Cliff Stearns was elected in 1988 to the U.S. House of Representative, his only elected office. He was born in Washington, D.C., attended Woodrow Wilson High School there, and then went to George Washington University (GWU). He participated in Air Force ROTC at GWU and was honored as the Air Force ROTC Distinguished Military Graduate. He graduated with a degree in electrical engineering and then started his four years of service in the Air Force.
Serving during the Vietnam War, Stearns worked as an aerospace engineer in satellite reconnaissance. He left the service with the rank of Captain. He worked in the private sector before starting his own business by purchasing a motel. He sold his first property, moved to Florida, and started a successful motel/restaurant business in Ocala and Gainesville.
Active in his community, Stearns was president if the Kiwanis Club, was on the Board of Directors fort the Boys & Girls Club, and on the Board of Directors for Munroe Regional Hospital. Because of his community involvement, he was urged to run for Congress.
Well known for fiscal responsibility, Stearns in 2007 is one of only 48 House members to receive an "A" rating from the National Taxpayers Union.
Stearns is the Ranking Republican on the Telecommunications and the Internet Subcommittee. Stearns is active through the Telecommunications Subcommittee in reforming antiquated laws that hinder the development and expansion of new products and services. From 2001 until 2007, Stearns was Chairman of the Commerce, Trade, and Consumer Protection Subcommittee. Leading that panel, Stearns worked to expand consumer protection by enhancing cyber-security, consumer privacy, spyware control, and international trade agreements dealing with telecommunication service agreements. In addition, the House approved the legislation he amended to combat the abuse of spyware, which is software that allows a third party to monitor the computer use of individuals without their knowledge.
In addition, he is Co-Chairman and Co-Founder of the U.S. Air Force Caucus, leading a congressional delegation to Iraq in 2005, and he is Co-Chairman and Co-Founder of the Congressional Chronic Obstructive Pulmonary Disease (COPD) Caucus.
President Bush signed Stearns' legislation curbing frivolous lawsuits against the firearms industry into law in October 2005. Currently, Stearns is working in his Commerce, Trade & Consumer Protection Subcommittee on legislation to protect consumers' personal information and to prevent identity theft.

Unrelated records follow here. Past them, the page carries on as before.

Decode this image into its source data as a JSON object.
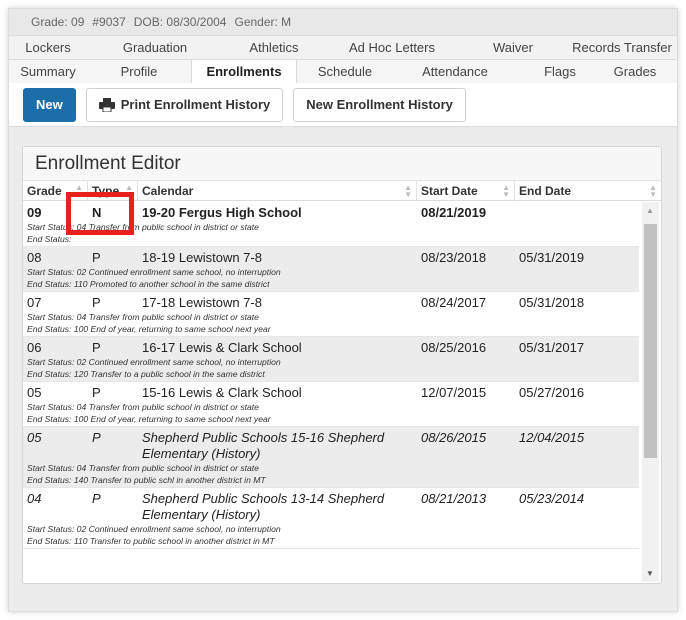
{
  "info": {
    "grade": "Grade: 09",
    "student_id": "#9037",
    "dob": "DOB: 08/30/2004",
    "gender": "Gender: M"
  },
  "tabs_row1": [
    "Lockers",
    "Graduation",
    "Athletics",
    "Ad Hoc Letters",
    "Waiver",
    "Records Transfer"
  ],
  "tabs_row2": [
    "Summary",
    "Profile",
    "Enrollments",
    "Schedule",
    "Attendance",
    "Flags",
    "Grades"
  ],
  "toolbar": {
    "new_label": "New",
    "print_label": "Print Enrollment History",
    "new_history_label": "New Enrollment History"
  },
  "editor": {
    "title": "Enrollment Editor",
    "columns": [
      "Grade",
      "Type",
      "Calendar",
      "Start Date",
      "End Date"
    ]
  },
  "rows": [
    {
      "grade": "09",
      "type": "N",
      "calendar": "19-20 Fergus High School",
      "start": "08/21/2019",
      "end": "",
      "start_status": "Start Status: 04 Transfer from public school in district or state",
      "end_status": "End Status:"
    },
    {
      "grade": "08",
      "type": "P",
      "calendar": "18-19 Lewistown 7-8",
      "start": "08/23/2018",
      "end": "05/31/2019",
      "start_status": "Start Status: 02 Continued enrollment same school, no interruption",
      "end_status": "End Status: 110 Promoted to another school in the same district"
    },
    {
      "grade": "07",
      "type": "P",
      "calendar": "17-18 Lewistown 7-8",
      "start": "08/24/2017",
      "end": "05/31/2018",
      "start_status": "Start Status: 04 Transfer from public school in district or state",
      "end_status": "End Status: 100 End of year, returning to same school next year"
    },
    {
      "grade": "06",
      "type": "P",
      "calendar": "16-17 Lewis & Clark School",
      "start": "08/25/2016",
      "end": "05/31/2017",
      "start_status": "Start Status: 02 Continued enrollment same school, no interruption",
      "end_status": "End Status: 120 Transfer to a public school in the same district"
    },
    {
      "grade": "05",
      "type": "P",
      "calendar": "15-16 Lewis & Clark School",
      "start": "12/07/2015",
      "end": "05/27/2016",
      "start_status": "Start Status: 04 Transfer from public school in district or state",
      "end_status": "End Status: 100 End of year, returning to same school next year"
    },
    {
      "grade": "05",
      "type": "P",
      "calendar": "Shepherd Public Schools 15-16 Shepherd Elementary (History)",
      "start": "08/26/2015",
      "end": "12/04/2015",
      "start_status": "Start Status: 04 Transfer from public school in district or state",
      "end_status": "End Status: 140 Transfer to public schl in another district in MT"
    },
    {
      "grade": "04",
      "type": "P",
      "calendar": "Shepherd Public Schools 13-14 Shepherd Elementary (History)",
      "start": "08/21/2013",
      "end": "05/23/2014",
      "start_status": "Start Status: 02 Continued enrollment same school, no interruption",
      "end_status": "End Status: 110 Transfer to public school in another district in MT"
    }
  ],
  "colors": {
    "accent": "#1b6ea8",
    "highlight": "#e8201e"
  }
}
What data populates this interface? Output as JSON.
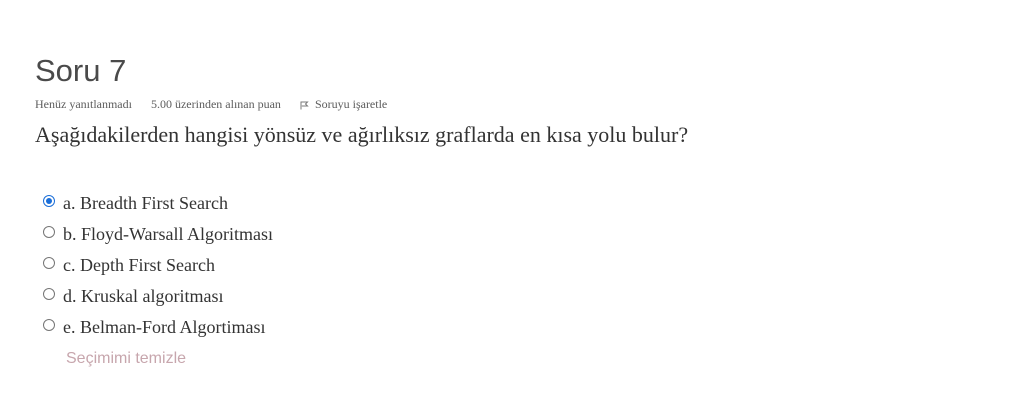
{
  "question": {
    "title": "Soru 7",
    "state": "Henüz yanıtlanmadı",
    "grade": "5.00 üzerinden alınan puan",
    "flag_label": "Soruyu işaretle",
    "flag_icon": "flag-icon",
    "text": "Aşağıdakilerden hangisi yönsüz ve ağırlıksız graflarda en kısa yolu bulur?"
  },
  "answers": [
    {
      "label": "a. Breadth First Search",
      "selected": true
    },
    {
      "label": "b. Floyd-Warsall Algoritması",
      "selected": false
    },
    {
      "label": "c. Depth First Search",
      "selected": false
    },
    {
      "label": "d. Kruskal algoritması",
      "selected": false
    },
    {
      "label": "e. Belman-Ford Algortiması",
      "selected": false
    }
  ],
  "clear_choice": "Seçimimi temizle",
  "colors": {
    "radio_selected": "#1a6ed8",
    "clear_link": "#c7a6ad"
  }
}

In addition, the House approved the legislation he amended to combat the abuse of spyware, which is software that allows a third party to monitor the computer use of individuals without their knowledge.
Stearns is a leading advocate for increasing funding for the VA. For years, Stearns pushed for establishing a VA cemetery in the Jacksonville area, and his proposal was enacted leading to a new VA cemetery set to open in 2009. Stearns actively supports the VA's CARES plan, which calls for a new Regional Health Care Facility in Marion County and expansion of the VA Hospital in Gainesville.
Stearns is leading an effort to give Florida permanent control over its offshore resources after current moratoria on offshore drilling expire. He has championed programs at Central Florida Community College in Ocala, Santa Fe Community College in Gainesville, and the University of Florida in Gainesville, and obtained funding for these schools to expand and enhance their programs. After years of controversy, he forged a consensus among state, local, and federal officials to return the Cross Florida Canal Lands to the state of Florida, resulting in a 77,000-acre greenway and $32 million in repayments to six Florida counties. As the representative for Cecil Field, Stearns actively promotes the expansion of commercial activities at the former base. He is instrumental in gaining grants for converting Cecil and for training students in the Jacksonville area in aviation technology.
Stearns lives with his wife Joan in Ocala; they have three adult sons. He is extremely accessible to constituents. Returning to his home in Ocala often, he has held nearly 500 town meetings across North Central Florida.